TASK TO COMPLETE:
Where does the word "number" occur in the data below? Copy each line that holds it.

RAW DATA:
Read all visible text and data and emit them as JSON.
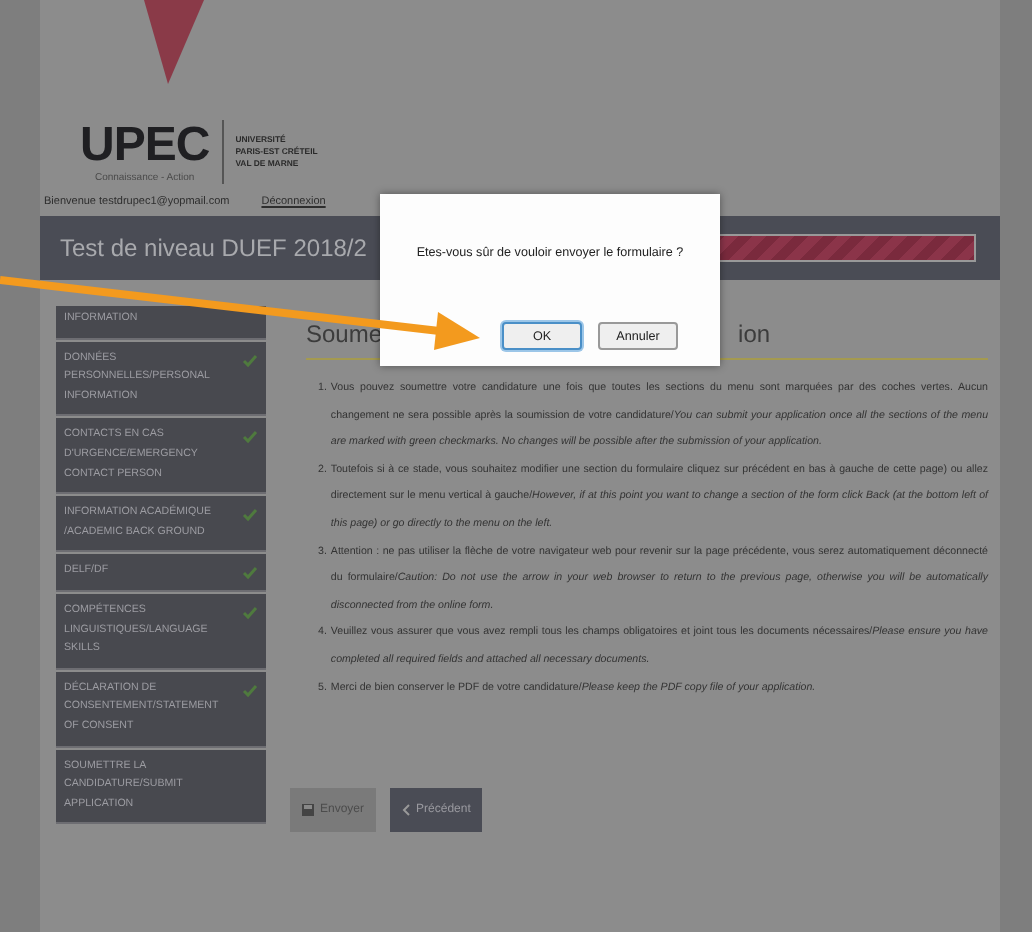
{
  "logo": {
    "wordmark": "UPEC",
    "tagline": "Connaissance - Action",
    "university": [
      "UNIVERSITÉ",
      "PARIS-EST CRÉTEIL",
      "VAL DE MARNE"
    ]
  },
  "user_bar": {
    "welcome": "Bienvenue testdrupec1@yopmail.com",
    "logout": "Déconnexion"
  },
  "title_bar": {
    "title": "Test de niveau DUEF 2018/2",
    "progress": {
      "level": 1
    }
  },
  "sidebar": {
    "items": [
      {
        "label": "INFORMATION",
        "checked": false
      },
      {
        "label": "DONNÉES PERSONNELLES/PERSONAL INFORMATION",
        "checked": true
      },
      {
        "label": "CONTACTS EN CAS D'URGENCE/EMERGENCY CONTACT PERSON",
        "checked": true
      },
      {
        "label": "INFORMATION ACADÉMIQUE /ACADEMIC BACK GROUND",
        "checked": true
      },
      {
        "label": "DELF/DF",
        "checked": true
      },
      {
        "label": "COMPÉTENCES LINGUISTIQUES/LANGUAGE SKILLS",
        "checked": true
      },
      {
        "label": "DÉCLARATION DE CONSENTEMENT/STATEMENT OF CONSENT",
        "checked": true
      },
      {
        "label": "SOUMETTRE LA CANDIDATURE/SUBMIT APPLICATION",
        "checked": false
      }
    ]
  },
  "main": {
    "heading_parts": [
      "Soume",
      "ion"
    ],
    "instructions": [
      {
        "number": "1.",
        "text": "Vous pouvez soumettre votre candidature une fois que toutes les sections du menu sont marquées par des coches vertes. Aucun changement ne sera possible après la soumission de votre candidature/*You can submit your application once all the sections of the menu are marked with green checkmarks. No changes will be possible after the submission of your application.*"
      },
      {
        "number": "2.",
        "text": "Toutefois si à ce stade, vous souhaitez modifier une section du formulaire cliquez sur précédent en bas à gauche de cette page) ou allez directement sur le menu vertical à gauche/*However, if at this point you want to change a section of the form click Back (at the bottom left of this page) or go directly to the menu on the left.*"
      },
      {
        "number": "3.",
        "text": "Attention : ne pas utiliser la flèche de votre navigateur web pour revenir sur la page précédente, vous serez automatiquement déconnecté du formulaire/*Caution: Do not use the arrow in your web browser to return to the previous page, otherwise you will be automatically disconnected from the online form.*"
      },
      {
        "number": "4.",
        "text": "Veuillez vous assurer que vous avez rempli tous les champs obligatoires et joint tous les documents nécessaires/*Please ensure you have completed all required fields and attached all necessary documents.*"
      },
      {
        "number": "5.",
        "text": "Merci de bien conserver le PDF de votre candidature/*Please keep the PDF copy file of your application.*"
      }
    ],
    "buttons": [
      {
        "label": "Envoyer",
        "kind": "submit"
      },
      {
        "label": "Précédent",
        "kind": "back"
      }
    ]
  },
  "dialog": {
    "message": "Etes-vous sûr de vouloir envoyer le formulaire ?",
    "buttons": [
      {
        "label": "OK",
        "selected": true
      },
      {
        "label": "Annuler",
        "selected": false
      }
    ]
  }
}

EXERCISE SOLUTION:
        "number": "1.",
        "number": "2.",
        "number": "3.",
        "number": "4.",
        "number": "5.",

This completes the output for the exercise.